"Other companies must compete with us by inventing their own technologies, not just by stealing ours," Apple vice president Bruce Sewell said in a brief statement.
The move came after Nokia in October accused its US rival of infringing 10 Nokia mobile phone technology patents with the iPhone.
According to Nokia, the patents cover "wireless data, speech coding, security and encryption and are infringed by all Apple iPhone models shipped since the iPhone was introduced in 2007."
Ilkka Rahnasto, deputy head of Nokia's legal department, accused Apple at the time of "attempting to get a free ride on the back of Nokia's innovation."
Apple countersued in federal court in the eastern state of Delaware, where Nokia filed its complaint against Apple.
Nokia is trying to buoy a sinking position in the mobile telephone market by getting its hands on iPhone technology and charging "exorbitant" fees for patented technology allegedly intrinsic to industry standards, Apple charged.
Apple denied infringing on Nokia patents and rejected the notion that technology at issue in the Finnish firm's lawsuit is essential to any industry standard.
"Nokia's demands appear to be driven by declines in its own mobile phone business," Apple said in a 79-page counterclaim filed with the court.
"Nokia has been attempting to use its allegedly standards-essential patents to help regain what Nokia has lost in the marketplace."
Nokia posted its first quarterly loss in a decade in October amid falling sales. Analysts said the poor results were partly due to the growing popularity of the iPhone and Research in Motion's Blackberry over Nokia models.
Apple reported record quarterly sales of 7.4 million iPhones in October.
Nokia made agreements to let its patented technology be crafted into industry standards and now has a "hold-up" power that it "abusively seeks to wield," Apple argued in court paperwork.
If the technology is critical to standards, Nokia is betraying a commitment to license it on "fair, reasonable, and non-discriminatory terms," Apple maintained.
Along with demanding steep royalties, Nokia is insisting on "grantbacks" that permit the company to use Apple technology, the iPhone maker said in legal documents.

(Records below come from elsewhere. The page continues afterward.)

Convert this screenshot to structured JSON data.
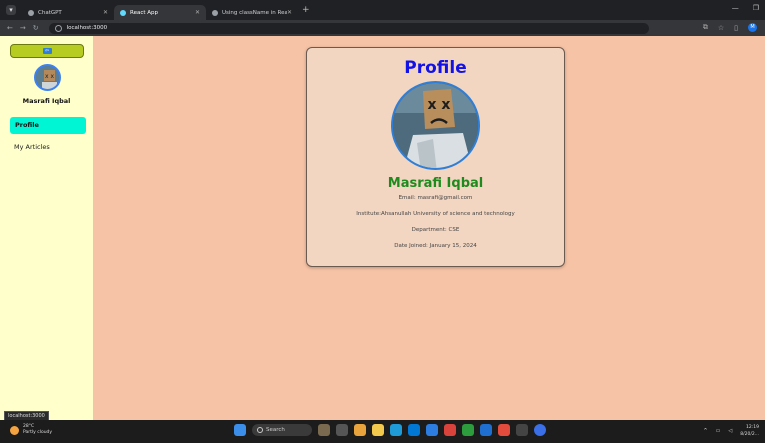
{
  "browser": {
    "tabs": [
      {
        "label": "ChatGPT",
        "active": false
      },
      {
        "label": "React App",
        "active": true
      },
      {
        "label": "Using className in React",
        "active": false
      }
    ],
    "url": "localhost:3000"
  },
  "sidebar": {
    "user_name": "Masrafi Iqbal",
    "nav": [
      {
        "label": "Profile",
        "active": true
      },
      {
        "label": "My Articles",
        "active": false
      }
    ]
  },
  "profile": {
    "title": "Profile",
    "name": "Masrafi Iqbal",
    "email": "Email: masrafi@gmail.com",
    "institute": "Institute:Ahsanullah University of science and technology",
    "department": "Department: CSE",
    "joined": "Date Joined: January 15, 2024"
  },
  "status_url": "localhost:3000",
  "taskbar": {
    "weather_temp": "28°C",
    "weather_desc": "Partly cloudy",
    "search": "Search",
    "time": "12:19",
    "date": "8/20/2..."
  },
  "colors": {
    "page_bg": "#f6c3a6",
    "sidebar_bg": "#ffffcc",
    "title": "#1212e6",
    "name": "#1f8b1f",
    "active_nav": "#00f5d4",
    "back_button": "#b6cc23"
  }
}
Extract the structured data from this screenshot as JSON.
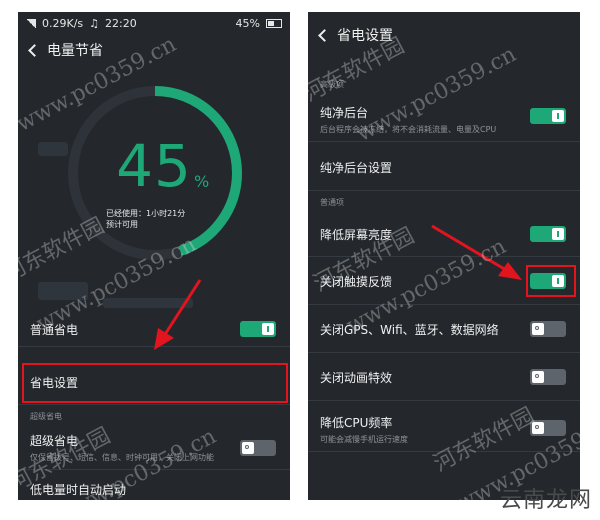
{
  "left_screen": {
    "status": {
      "speed": "0.29K/s",
      "time": "22:20",
      "battery": "45%"
    },
    "title": "电量节省",
    "gauge": {
      "percent": "45",
      "percent_sign": "%",
      "level": 0.45,
      "used_label": "已经使用：1小时21分",
      "available_label": "预计可用"
    },
    "rows": [
      {
        "title": "普通省电",
        "desc": "",
        "toggle": "on"
      },
      {
        "title": "省电设置",
        "desc": "",
        "toggle": null
      },
      {
        "title": "超级省电",
        "desc": "仅保留拨号、短信、信息、时钟可用，关闭上网功能",
        "toggle": "off"
      },
      {
        "title": "低电量时自动启动",
        "desc": "",
        "toggle": null
      }
    ],
    "section_super": "超级省电"
  },
  "right_screen": {
    "title": "省电设置",
    "section_advanced": "高级项",
    "section_normal": "普通项",
    "rows": [
      {
        "title": "纯净后台",
        "desc": "后台程序会被冻结，将不会消耗流量、电量及CPU",
        "toggle": "on"
      },
      {
        "title": "纯净后台设置",
        "desc": "",
        "toggle": null
      },
      {
        "title": "降低屏幕亮度",
        "desc": "",
        "toggle": "on"
      },
      {
        "title": "关闭触摸反馈",
        "desc": "",
        "toggle": "on"
      },
      {
        "title": "关闭GPS、Wifi、蓝牙、数据网络",
        "desc": "",
        "toggle": "off"
      },
      {
        "title": "关闭动画特效",
        "desc": "",
        "toggle": "off"
      },
      {
        "title": "降低CPU频率",
        "desc": "可能会减慢手机运行速度",
        "toggle": "off"
      }
    ]
  },
  "watermarks": {
    "cn": "河东软件园",
    "url": "www.pc0359.cn"
  },
  "logo": "云南龙网",
  "colors": {
    "accent": "#1ea878",
    "highlight": "#e2141d",
    "background": "#24282d"
  }
}
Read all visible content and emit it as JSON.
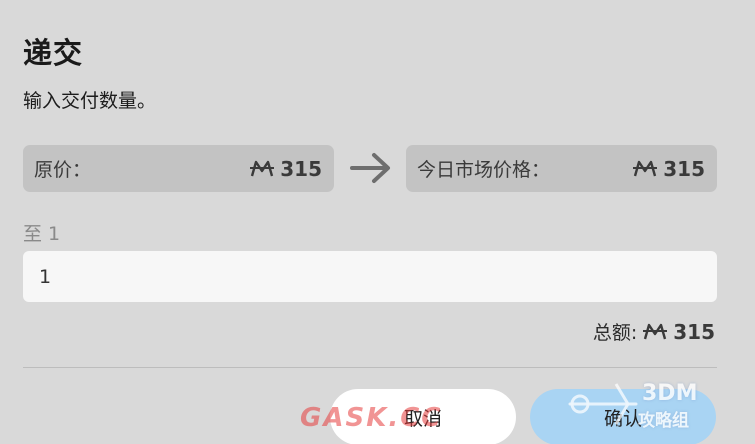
{
  "dialog": {
    "title": "递交",
    "subtitle": "输入交付数量。"
  },
  "prices": {
    "original_label": "原价：",
    "original_value": "315",
    "market_label": "今日市场价格：",
    "market_value": "315",
    "currency_icon": "m-coin-icon",
    "arrow_icon": "arrow-right-icon"
  },
  "quantity": {
    "range_label": "至 1",
    "value": "1"
  },
  "total": {
    "label": "总额:",
    "value": "315"
  },
  "buttons": {
    "cancel_label": "取消",
    "confirm_label": "确认"
  },
  "watermarks": {
    "left": "GASK.CC",
    "right_line1": "3DM",
    "right_line2": "攻略组"
  },
  "colors": {
    "background": "#d9d9d9",
    "price_box": "#c3c3c3",
    "confirm_button": "#a9d4f3",
    "cancel_button": "#ffffff",
    "input_background": "#f7f7f7"
  }
}
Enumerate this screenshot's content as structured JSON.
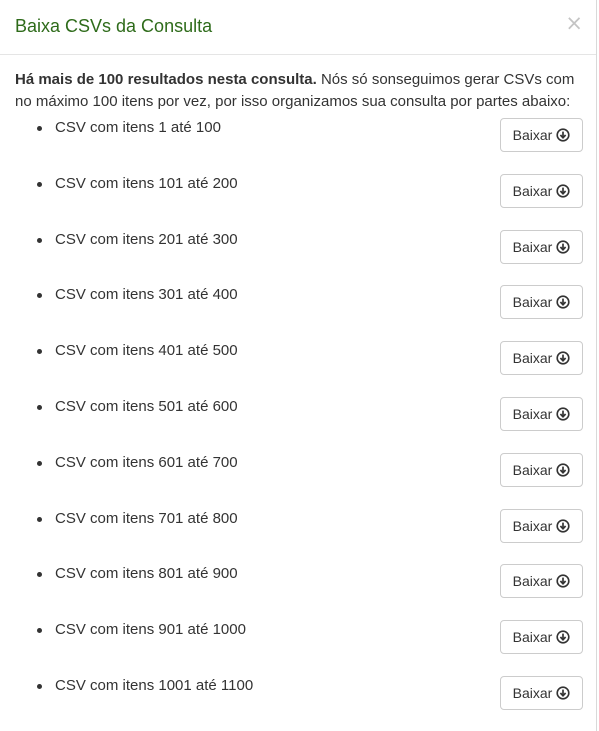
{
  "modal": {
    "title": "Baixa CSVs da Consulta",
    "close_symbol": "×",
    "intro_bold": "Há mais de 100 resultados nesta consulta.",
    "intro_text": " Nós só sonseguimos gerar CSVs com no máximo 100 itens por vez, por isso organizamos sua consulta por partes abaixo:",
    "button_label": "Baixar",
    "button_icon": "download-circle-icon",
    "items": [
      {
        "label": "CSV com itens 1 até 100"
      },
      {
        "label": "CSV com itens 101 até 200"
      },
      {
        "label": "CSV com itens 201 até 300"
      },
      {
        "label": "CSV com itens 301 até 400"
      },
      {
        "label": "CSV com itens 401 até 500"
      },
      {
        "label": "CSV com itens 501 até 600"
      },
      {
        "label": "CSV com itens 601 até 700"
      },
      {
        "label": "CSV com itens 701 até 800"
      },
      {
        "label": "CSV com itens 801 até 900"
      },
      {
        "label": "CSV com itens 901 até 1000"
      },
      {
        "label": "CSV com itens 1001 até 1100"
      }
    ]
  },
  "colors": {
    "title": "#2e6b1a",
    "text": "#333333",
    "border": "#cccccc"
  }
}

Nokia is already using Apple smartphone technology without permission, the California firm charged.
"This attempt by Nokia to leverage patents previously pledged to industry standards is an effort to free ride on the commercial success of Apple's innovative iPhone while avoiding liability for copying the iPhone and infringing Apple's patents," Apple said in its filing.
Apple is asking the court to award it unspecified financial damages and dismiss the suit filed by Nokia.
Nokia told AFP that it is studying Apple's claim "and will respond in due course.”